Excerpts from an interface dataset

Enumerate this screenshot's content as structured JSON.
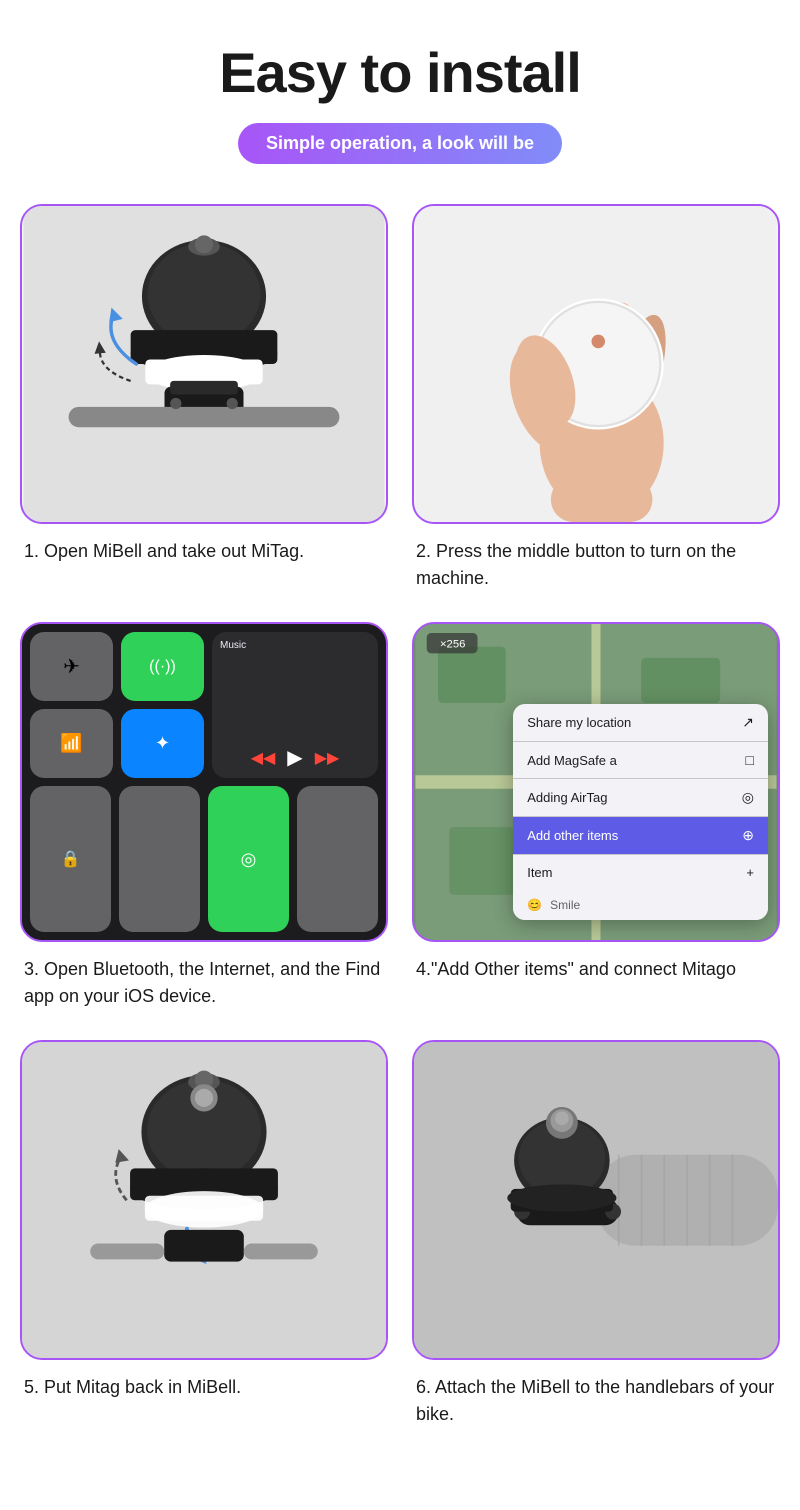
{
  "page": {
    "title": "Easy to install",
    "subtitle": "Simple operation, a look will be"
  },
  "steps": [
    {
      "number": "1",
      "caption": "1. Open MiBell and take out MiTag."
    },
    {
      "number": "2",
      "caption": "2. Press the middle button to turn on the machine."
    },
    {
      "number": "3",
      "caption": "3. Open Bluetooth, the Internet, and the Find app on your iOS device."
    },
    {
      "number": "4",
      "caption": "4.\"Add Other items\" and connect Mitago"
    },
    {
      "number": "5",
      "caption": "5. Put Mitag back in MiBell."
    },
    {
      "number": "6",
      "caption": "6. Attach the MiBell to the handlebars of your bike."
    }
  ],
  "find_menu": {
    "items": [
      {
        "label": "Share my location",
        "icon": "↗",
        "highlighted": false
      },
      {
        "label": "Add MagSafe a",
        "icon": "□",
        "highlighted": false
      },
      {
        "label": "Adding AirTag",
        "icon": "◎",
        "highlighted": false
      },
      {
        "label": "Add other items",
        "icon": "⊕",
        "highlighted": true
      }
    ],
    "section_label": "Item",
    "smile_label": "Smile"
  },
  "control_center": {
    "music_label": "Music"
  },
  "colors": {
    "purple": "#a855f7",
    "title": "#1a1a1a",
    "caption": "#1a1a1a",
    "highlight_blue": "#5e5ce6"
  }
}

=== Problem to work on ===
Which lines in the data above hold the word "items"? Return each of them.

=== Result ===
      "caption": "4.\"Add Other items\" and connect Mitago"
    "items": [
        "label": "Add other items",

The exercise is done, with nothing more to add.